**Entries provided:**

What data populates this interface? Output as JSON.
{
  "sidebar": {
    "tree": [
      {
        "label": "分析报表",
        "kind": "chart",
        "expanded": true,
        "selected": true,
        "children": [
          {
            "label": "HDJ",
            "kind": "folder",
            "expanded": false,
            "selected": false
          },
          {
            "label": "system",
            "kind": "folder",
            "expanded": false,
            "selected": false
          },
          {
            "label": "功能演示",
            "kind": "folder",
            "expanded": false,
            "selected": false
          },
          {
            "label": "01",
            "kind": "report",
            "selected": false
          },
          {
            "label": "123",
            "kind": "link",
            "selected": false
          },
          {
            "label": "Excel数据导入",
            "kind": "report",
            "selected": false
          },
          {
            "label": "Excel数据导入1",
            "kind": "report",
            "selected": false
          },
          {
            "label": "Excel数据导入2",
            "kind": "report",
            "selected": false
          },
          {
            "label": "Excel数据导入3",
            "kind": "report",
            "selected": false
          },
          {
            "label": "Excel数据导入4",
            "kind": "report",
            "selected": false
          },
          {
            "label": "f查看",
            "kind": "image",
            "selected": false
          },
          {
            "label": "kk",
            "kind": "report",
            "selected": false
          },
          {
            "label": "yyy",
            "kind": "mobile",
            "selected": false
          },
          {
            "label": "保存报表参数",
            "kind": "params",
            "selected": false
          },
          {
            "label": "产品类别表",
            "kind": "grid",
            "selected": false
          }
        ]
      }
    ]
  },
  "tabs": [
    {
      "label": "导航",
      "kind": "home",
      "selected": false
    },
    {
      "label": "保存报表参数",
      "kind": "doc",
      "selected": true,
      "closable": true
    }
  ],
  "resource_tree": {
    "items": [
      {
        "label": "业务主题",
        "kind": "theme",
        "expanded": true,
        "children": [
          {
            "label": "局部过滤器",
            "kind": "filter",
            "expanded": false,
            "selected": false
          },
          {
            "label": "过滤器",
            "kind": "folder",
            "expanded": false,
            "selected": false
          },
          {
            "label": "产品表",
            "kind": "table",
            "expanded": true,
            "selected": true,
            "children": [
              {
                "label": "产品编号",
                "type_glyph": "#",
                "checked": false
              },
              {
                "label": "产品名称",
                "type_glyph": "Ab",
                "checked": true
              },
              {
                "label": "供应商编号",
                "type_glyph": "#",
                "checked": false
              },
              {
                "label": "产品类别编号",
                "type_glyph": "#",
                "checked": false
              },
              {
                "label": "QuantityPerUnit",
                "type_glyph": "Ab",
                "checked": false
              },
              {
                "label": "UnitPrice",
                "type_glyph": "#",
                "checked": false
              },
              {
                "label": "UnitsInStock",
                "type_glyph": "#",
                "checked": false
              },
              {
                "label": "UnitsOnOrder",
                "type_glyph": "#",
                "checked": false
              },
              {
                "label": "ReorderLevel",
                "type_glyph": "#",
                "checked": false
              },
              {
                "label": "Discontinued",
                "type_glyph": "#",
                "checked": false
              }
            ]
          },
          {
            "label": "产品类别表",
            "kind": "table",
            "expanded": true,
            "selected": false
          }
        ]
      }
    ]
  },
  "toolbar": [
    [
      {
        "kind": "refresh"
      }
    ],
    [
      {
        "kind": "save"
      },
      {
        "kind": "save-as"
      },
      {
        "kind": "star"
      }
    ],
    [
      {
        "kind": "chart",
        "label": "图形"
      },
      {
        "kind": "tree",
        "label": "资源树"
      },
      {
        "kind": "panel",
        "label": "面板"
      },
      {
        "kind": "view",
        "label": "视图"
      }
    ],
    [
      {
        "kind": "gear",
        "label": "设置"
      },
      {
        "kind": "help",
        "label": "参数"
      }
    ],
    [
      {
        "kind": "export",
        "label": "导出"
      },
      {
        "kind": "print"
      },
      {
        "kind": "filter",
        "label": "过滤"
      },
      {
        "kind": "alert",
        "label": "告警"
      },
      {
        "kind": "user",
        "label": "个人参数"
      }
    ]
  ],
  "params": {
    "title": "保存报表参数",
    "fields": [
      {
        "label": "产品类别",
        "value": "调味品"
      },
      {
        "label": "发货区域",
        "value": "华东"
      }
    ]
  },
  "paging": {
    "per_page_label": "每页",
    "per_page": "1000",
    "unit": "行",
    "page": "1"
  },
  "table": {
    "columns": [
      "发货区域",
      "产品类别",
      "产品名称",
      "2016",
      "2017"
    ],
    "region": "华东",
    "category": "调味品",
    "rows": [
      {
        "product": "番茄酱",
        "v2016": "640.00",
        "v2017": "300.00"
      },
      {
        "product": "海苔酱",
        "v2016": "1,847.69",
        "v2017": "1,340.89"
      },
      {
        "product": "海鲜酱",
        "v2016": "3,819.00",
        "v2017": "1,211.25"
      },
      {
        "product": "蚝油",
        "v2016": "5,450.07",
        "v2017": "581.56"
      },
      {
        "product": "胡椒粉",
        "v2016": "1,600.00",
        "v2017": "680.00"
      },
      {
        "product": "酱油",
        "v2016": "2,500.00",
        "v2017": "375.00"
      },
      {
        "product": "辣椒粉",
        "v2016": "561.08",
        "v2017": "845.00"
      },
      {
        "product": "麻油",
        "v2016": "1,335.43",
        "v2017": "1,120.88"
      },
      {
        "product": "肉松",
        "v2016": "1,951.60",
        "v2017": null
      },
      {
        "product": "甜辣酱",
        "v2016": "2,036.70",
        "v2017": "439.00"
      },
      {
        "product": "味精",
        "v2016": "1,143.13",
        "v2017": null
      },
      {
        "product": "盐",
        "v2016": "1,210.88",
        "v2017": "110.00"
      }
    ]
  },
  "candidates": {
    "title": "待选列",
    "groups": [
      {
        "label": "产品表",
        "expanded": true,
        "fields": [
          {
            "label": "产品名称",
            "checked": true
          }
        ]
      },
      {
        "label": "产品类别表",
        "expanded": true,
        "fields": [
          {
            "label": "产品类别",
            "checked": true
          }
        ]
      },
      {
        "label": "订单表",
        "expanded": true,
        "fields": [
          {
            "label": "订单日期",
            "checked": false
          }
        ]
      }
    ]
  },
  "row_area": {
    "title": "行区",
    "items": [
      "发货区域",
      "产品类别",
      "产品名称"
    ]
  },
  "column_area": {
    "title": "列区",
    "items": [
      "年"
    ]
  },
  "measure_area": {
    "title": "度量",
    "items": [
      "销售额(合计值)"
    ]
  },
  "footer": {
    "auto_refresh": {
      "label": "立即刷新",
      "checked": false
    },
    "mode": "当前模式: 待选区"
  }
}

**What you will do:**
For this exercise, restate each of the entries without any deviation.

**Response box:**
What data populates this interface? Output as JSON.
{
  "sidebar": {
    "tree": [
      {
        "label": "分析报表",
        "kind": "chart",
        "expanded": true,
        "selected": true,
        "children": [
          {
            "label": "HDJ",
            "kind": "folder",
            "expanded": false,
            "selected": false
          },
          {
            "label": "system",
            "kind": "folder",
            "expanded": false,
            "selected": false
          },
          {
            "label": "功能演示",
            "kind": "folder",
            "expanded": false,
            "selected": false
          },
          {
            "label": "01",
            "kind": "report",
            "selected": false
          },
          {
            "label": "123",
            "kind": "link",
            "selected": false
          },
          {
            "label": "Excel数据导入",
            "kind": "report",
            "selected": false
          },
          {
            "label": "Excel数据导入1",
            "kind": "report",
            "selected": false
          },
          {
            "label": "Excel数据导入2",
            "kind": "report",
            "selected": false
          },
          {
            "label": "Excel数据导入3",
            "kind": "report",
            "selected": false
          },
          {
            "label": "Excel数据导入4",
            "kind": "report",
            "selected": false
          },
          {
            "label": "f查看",
            "kind": "image",
            "selected": false
          },
          {
            "label": "kk",
            "kind": "report",
            "selected": false
          },
          {
            "label": "yyy",
            "kind": "mobile",
            "selected": false
          },
          {
            "label": "保存报表参数",
            "kind": "params",
            "selected": false
          },
          {
            "label": "产品类别表",
            "kind": "grid",
            "selected": false
          }
        ]
      }
    ]
  },
  "tabs": [
    {
      "label": "导航",
      "kind": "home",
      "selected": false
    },
    {
      "label": "保存报表参数",
      "kind": "doc",
      "selected": true,
      "closable": true
    }
  ],
  "resource_tree": {
    "items": [
      {
        "label": "业务主题",
        "kind": "theme",
        "expanded": true,
        "children": [
          {
            "label": "局部过滤器",
            "kind": "filter",
            "expanded": false,
            "selected": false
          },
          {
            "label": "过滤器",
            "kind": "folder",
            "expanded": false,
            "selected": false
          },
          {
            "label": "产品表",
            "kind": "table",
            "expanded": true,
            "selected": true,
            "children": [
              {
                "label": "产品编号",
                "type_glyph": "#",
                "checked": false
              },
              {
                "label": "产品名称",
                "type_glyph": "Ab",
                "checked": true
              },
              {
                "label": "供应商编号",
                "type_glyph": "#",
                "checked": false
              },
              {
                "label": "产品类别编号",
                "type_glyph": "#",
                "checked": false
              },
              {
                "label": "QuantityPerUnit",
                "type_glyph": "Ab",
                "checked": false
              },
              {
                "label": "UnitPrice",
                "type_glyph": "#",
                "checked": false
              },
              {
                "label": "UnitsInStock",
                "type_glyph": "#",
                "checked": false
              },
              {
                "label": "UnitsOnOrder",
                "type_glyph": "#",
                "checked": false
              },
              {
                "label": "ReorderLevel",
                "type_glyph": "#",
                "checked": false
              },
              {
                "label": "Discontinued",
                "type_glyph": "#",
                "checked": false
              }
            ]
          },
          {
            "label": "产品类别表",
            "kind": "table",
            "expanded": true,
            "selected": false
          }
        ]
      }
    ]
  },
  "toolbar": [
    [
      {
        "kind": "refresh"
      }
    ],
    [
      {
        "kind": "save"
      },
      {
        "kind": "save-as"
      },
      {
        "kind": "star"
      }
    ],
    [
      {
        "kind": "chart",
        "label": "图形"
      },
      {
        "kind": "tree",
        "label": "资源树"
      },
      {
        "kind": "panel",
        "label": "面板"
      },
      {
        "kind": "view",
        "label": "视图"
      }
    ],
    [
      {
        "kind": "gear",
        "label": "设置"
      },
      {
        "kind": "help",
        "label": "参数"
      }
    ],
    [
      {
        "kind": "export",
        "label": "导出"
      },
      {
        "kind": "print"
      },
      {
        "kind": "filter",
        "label": "过滤"
      },
      {
        "kind": "alert",
        "label": "告警"
      },
      {
        "kind": "user",
        "label": "个人参数"
      }
    ]
  ],
  "params": {
    "title": "保存报表参数",
    "fields": [
      {
        "label": "产品类别",
        "value": "调味品"
      },
      {
        "label": "发货区域",
        "value": "华东"
      }
    ]
  },
  "paging": {
    "per_page_label": "每页",
    "per_page": "1000",
    "unit": "行",
    "page": "1"
  },
  "table": {
    "columns": [
      "发货区域",
      "产品类别",
      "产品名称",
      "2016",
      "2017"
    ],
    "region": "华东",
    "category": "调味品",
    "rows": [
      {
        "product": "番茄酱",
        "v2016": "640.00",
        "v2017": "300.00"
      },
      {
        "product": "海苔酱",
        "v2016": "1,847.69",
        "v2017": "1,340.89"
      },
      {
        "product": "海鲜酱",
        "v2016": "3,819.00",
        "v2017": "1,211.25"
      },
      {
        "product": "蚝油",
        "v2016": "5,450.07",
        "v2017": "581.56"
      },
      {
        "product": "胡椒粉",
        "v2016": "1,600.00",
        "v2017": "680.00"
      },
      {
        "product": "酱油",
        "v2016": "2,500.00",
        "v2017": "375.00"
      },
      {
        "product": "辣椒粉",
        "v2016": "561.08",
        "v2017": "845.00"
      },
      {
        "product": "麻油",
        "v2016": "1,335.43",
        "v2017": "1,120.88"
      },
      {
        "product": "肉松",
        "v2016": "1,951.60",
        "v2017": null
      },
      {
        "product": "甜辣酱",
        "v2016": "2,036.70",
        "v2017": "439.00"
      },
      {
        "product": "味精",
        "v2016": "1,143.13",
        "v2017": null
      },
      {
        "product": "盐",
        "v2016": "1,210.88",
        "v2017": "110.00"
      }
    ]
  },
  "candidates": {
    "title": "待选列",
    "groups": [
      {
        "label": "产品表",
        "expanded": true,
        "fields": [
          {
            "label": "产品名称",
            "checked": true
          }
        ]
      },
      {
        "label": "产品类别表",
        "expanded": true,
        "fields": [
          {
            "label": "产品类别",
            "checked": true
          }
        ]
      },
      {
        "label": "订单表",
        "expanded": true,
        "fields": [
          {
            "label": "订单日期",
            "checked": false
          }
        ]
      }
    ]
  },
  "row_area": {
    "title": "行区",
    "items": [
      "发货区域",
      "产品类别",
      "产品名称"
    ]
  },
  "column_area": {
    "title": "列区",
    "items": [
      "年"
    ]
  },
  "measure_area": {
    "title": "度量",
    "items": [
      "销售额(合计值)"
    ]
  },
  "footer": {
    "auto_refresh": {
      "label": "立即刷新",
      "checked": false
    },
    "mode": "当前模式: 待选区"
  }
}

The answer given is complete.